Judge tells college to reenroll student
MIDDLEBURY — On Sept. 16, U.S. District Court Senior Judge J. Garvan Murtha ordered Middlebury College to re-enroll an undergraduate student that the college had expelled this summer.
Under the court’s order, the student (going by the pseudonym “John Doe”) will be permitted to attend Middlebury while his lawsuit challenging the expulsion continues.
Middlebury College found the student responsible for the sexual assault of a non-Middlebury student while both were attending a non-Middlebury study abroad program run by the School for International Training in the fall of 2014. After the non-Middlebury student who lodged the assault allegation said she was dissatisfied with SIT’s findings in the case, Middlebury in January initiated an investigation of the student based on documents, physical evidence and other information it received from the student who made the report. Concerns were also raised about the study abroad program’s investigation and adjudication process.
On July 24 the student was expelled, and as part of his appeal he met with the college president on Aug. 24; she denied his final appeal on Aug. 26.
On Aug. 28, John Doe sued for “breach of contract” saying the college’s investigation and decision were “biased, unfair, and discriminatory and in violation of Middlebury’s policies.”
According to court paperwork, John Doe was due to graduate next spring and was offered a job, contingent upon his graduation from Middlebury, with an $85,000 per year salary, a $10,000 signing bonus and a $5,000 relocation stipend.
Murtha wrote in his order that John Doe would suffer greater harm if he were not admitted to Middlebury during adjudication of his breach of contract suit, than Middlebury College would be if allowed to keep him off campus:
“If Middlebury prevails on the merits, it can refuse to award, or revoke, Plaintiff’s diploma and maintain Plaintiff’s disciplinary record in its files. The harm Middlebury will suffer if Plaintiff is allowed to remain a student for the fall semester is not as great as the harm Plaintiff will suffer if he is not permitted to return to campus but ultimately prevails in the case.”
An official college statement on the Middlebury College website says:
“The Middlebury College Handbook holds students accountable for policy violations that take place between the time they first arrive on campus and their graduation. Under its policies, a Middlebury student’s off-campus conduct may be subject to Middlebury’s disciplinary processes when, among other things, such conduct may represent a threat to the safety of the Middlebury community or any of its members.
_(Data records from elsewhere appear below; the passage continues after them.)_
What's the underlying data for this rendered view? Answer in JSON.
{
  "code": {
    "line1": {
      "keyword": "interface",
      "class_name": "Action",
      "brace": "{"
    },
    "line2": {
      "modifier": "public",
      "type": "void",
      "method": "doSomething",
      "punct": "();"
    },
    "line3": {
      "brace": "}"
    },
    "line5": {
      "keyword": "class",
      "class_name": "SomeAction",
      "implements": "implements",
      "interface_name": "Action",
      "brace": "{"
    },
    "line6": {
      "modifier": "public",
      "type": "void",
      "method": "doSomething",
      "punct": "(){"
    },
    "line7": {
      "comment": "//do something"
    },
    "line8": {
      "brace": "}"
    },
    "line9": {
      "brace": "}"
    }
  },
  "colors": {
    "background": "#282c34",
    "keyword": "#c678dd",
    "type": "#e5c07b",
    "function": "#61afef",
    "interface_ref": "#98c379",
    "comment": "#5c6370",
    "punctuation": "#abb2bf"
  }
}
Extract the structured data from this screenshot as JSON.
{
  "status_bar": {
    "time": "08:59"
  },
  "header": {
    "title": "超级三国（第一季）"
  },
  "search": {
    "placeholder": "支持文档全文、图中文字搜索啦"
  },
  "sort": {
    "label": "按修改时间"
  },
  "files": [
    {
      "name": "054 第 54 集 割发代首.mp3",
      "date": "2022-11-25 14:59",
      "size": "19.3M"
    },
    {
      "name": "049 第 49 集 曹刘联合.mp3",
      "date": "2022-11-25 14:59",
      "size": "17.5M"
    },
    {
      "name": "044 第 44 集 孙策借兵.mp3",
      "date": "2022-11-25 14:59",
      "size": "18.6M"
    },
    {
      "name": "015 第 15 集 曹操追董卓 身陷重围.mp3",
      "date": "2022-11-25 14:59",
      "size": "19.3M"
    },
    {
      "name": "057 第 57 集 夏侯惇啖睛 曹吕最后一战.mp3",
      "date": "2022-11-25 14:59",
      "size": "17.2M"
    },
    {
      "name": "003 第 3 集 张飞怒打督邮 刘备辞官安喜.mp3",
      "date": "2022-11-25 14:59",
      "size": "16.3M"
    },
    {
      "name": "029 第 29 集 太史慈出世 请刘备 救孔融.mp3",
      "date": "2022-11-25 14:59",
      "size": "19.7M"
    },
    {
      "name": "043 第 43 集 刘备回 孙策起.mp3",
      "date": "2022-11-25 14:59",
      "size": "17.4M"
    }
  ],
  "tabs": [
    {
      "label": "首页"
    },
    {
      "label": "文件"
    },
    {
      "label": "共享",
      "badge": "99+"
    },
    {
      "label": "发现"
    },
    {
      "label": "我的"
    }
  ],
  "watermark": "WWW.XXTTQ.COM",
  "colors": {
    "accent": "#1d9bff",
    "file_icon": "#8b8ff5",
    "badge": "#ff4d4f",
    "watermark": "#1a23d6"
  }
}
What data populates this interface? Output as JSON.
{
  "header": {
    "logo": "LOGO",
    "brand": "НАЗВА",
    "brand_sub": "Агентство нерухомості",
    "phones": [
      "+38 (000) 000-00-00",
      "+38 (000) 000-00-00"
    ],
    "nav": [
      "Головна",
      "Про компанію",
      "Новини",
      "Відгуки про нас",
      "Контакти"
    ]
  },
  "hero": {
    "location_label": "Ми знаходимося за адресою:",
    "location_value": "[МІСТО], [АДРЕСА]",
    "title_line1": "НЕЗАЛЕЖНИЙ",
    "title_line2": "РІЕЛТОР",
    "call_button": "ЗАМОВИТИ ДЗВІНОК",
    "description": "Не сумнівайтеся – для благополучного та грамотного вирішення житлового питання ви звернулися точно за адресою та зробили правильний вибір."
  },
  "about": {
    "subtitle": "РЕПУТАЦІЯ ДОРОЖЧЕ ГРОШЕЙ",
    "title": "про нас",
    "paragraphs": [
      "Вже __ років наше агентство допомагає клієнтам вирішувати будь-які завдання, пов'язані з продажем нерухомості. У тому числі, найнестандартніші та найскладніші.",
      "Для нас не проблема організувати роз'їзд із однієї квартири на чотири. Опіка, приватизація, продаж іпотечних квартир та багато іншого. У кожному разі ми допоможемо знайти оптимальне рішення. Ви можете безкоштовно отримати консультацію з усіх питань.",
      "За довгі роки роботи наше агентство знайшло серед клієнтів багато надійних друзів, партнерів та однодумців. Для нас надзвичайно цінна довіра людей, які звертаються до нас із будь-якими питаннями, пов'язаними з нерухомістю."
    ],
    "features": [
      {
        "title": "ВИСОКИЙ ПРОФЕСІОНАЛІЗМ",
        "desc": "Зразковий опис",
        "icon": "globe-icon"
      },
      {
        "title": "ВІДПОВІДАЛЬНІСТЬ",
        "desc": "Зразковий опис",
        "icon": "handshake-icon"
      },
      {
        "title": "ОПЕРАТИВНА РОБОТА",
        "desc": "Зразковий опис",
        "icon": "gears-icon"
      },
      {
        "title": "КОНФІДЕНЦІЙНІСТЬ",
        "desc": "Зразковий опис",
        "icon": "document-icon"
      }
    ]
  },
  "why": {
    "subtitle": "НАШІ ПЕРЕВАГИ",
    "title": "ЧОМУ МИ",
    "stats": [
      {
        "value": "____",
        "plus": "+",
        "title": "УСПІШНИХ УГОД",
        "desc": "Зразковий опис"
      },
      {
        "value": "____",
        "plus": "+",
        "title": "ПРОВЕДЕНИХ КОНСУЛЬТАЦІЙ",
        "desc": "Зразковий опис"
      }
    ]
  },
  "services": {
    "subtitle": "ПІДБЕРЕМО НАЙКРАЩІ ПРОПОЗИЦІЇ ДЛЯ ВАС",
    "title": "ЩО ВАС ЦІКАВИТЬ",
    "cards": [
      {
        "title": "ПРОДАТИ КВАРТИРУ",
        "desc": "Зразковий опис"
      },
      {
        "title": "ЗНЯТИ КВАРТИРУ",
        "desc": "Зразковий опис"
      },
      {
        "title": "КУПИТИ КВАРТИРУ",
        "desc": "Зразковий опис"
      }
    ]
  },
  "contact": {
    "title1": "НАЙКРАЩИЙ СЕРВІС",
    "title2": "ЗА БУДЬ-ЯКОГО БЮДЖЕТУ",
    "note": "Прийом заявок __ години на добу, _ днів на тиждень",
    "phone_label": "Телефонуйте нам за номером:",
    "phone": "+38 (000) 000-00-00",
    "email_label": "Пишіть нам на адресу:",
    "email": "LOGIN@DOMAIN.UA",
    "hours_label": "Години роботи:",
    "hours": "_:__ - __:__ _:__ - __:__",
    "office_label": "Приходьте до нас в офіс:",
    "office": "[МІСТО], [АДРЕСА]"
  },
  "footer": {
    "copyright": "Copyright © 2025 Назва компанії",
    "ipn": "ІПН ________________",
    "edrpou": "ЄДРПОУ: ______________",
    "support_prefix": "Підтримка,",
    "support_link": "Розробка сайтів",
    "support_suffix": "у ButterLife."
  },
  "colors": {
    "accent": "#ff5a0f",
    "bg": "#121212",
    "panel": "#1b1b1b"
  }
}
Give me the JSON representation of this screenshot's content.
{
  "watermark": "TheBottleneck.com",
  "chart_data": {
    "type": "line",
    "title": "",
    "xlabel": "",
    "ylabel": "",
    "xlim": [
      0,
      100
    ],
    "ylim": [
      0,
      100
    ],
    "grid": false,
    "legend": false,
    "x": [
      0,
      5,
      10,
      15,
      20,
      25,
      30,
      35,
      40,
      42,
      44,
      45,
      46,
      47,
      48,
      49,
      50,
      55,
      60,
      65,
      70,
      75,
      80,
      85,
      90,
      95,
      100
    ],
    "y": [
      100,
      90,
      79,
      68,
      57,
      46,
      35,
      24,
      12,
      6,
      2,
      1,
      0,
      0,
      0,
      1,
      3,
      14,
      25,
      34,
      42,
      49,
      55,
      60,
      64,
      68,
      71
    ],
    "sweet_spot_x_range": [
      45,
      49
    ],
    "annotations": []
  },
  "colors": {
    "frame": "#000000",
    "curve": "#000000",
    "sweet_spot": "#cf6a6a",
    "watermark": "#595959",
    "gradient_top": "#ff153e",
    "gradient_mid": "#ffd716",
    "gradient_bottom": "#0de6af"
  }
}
Middlebury initiated an investigation and adjudication of the student’s conduct on that basis and we believe we properly applied our policies in this case.
“Middlebury College is deeply disappointed by the court’s decision,” the statement continued. “We believe the court erred in its interpretation of the facts and the law in reaching this decision.”
College officials are considering legal options, but said they would comply with the court’s order.